Meningococcal disease is a typically severe bacterial infection of the blood or brain. These infections can cause hearing loss, learning problems, brain damage, loss of a limb, or death. About 1 in 10 people with meningococcal disease will die from it even if treated appropriately.
The bacteria that cause meningococcal disease are spread through the exchange of respiratory and throat secretions. This can occur when people live or sleep in close contact or through other close contact such as kissing. Teens and young adults have a higher risk for meningococcal disease. Sometimes Neisseria meningitidis bacteria spread to people who have had close or lengthy contact with a patient with meningococcal disease. People in the same household, roommates, or anyone with direct contact with a patient's oral secretions, meaning saliva or spit, (such as a boyfriend or girlfriend) would be considered at increased risk of getting the infection.
People who qualify as close contacts of a person with meningococcal disease should receive antibiotics to prevent them from getting the disease. This is known as prophylaxis (pro-fuh-lak-sis). The health department investigates each case of meningococcal disease to make sure all close contacts are identified and receive prophylaxis. This does not mean that the contacts have the disease; it is to prevent it.

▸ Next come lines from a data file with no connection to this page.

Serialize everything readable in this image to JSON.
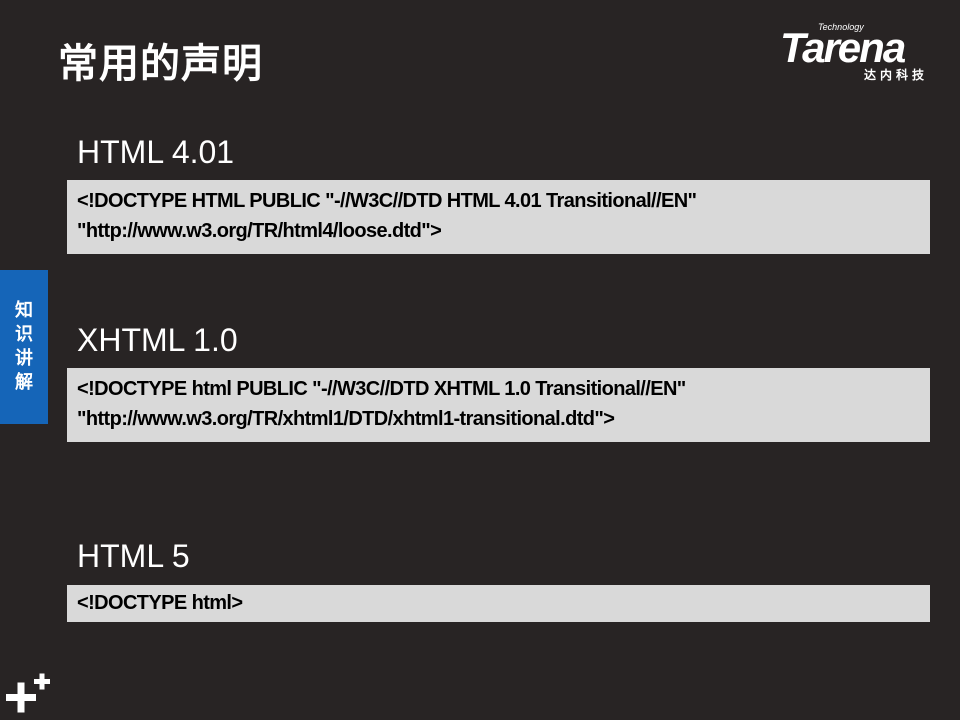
{
  "slide": {
    "title": "常用的声明",
    "side_tab": [
      "知",
      "识",
      "讲",
      "解"
    ]
  },
  "logo": {
    "technology": "Technology",
    "brand": "Tarena",
    "chinese": "达内科技"
  },
  "sections": [
    {
      "heading": "HTML 4.01",
      "lines": [
        "<!DOCTYPE HTML PUBLIC \"-//W3C//DTD HTML 4.01 Transitional//EN\"",
        "\"http://www.w3.org/TR/html4/loose.dtd\">"
      ]
    },
    {
      "heading": "XHTML 1.0",
      "lines": [
        "<!DOCTYPE html PUBLIC \"-//W3C//DTD XHTML 1.0 Transitional//EN\"",
        "\"http://www.w3.org/TR/xhtml1/DTD/xhtml1-transitional.dtd\">"
      ]
    },
    {
      "heading": "HTML 5",
      "lines": [
        "<!DOCTYPE html>"
      ]
    }
  ],
  "colors": {
    "background": "#282424",
    "side_tab": "#1565b8",
    "code_box": "#d9d9d9"
  },
  "icons": {
    "corner": "plus-icon"
  }
}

A vaccine against four types of the meningococcal bacteria is recommended routinely for 11-12 year olds, adolescents entering high school or 15 years of age, college freshman living in dorms, and other high-risk persons. Teens need a booster shot when they are 16 years old to stay protected when they are at highest risk. Older teens who didn’t get the shot should talk to their doctor about getting it as soon as possible, especially if they are about to move into a college dorm or go into the military. Other people at high-risk for meningococcal disease, including children and adults with certain medical conditions, may also need to get vaccinated. Talk to your doctor.
View personal stories of people affected by meningococcal disease at ShotbyShot.org.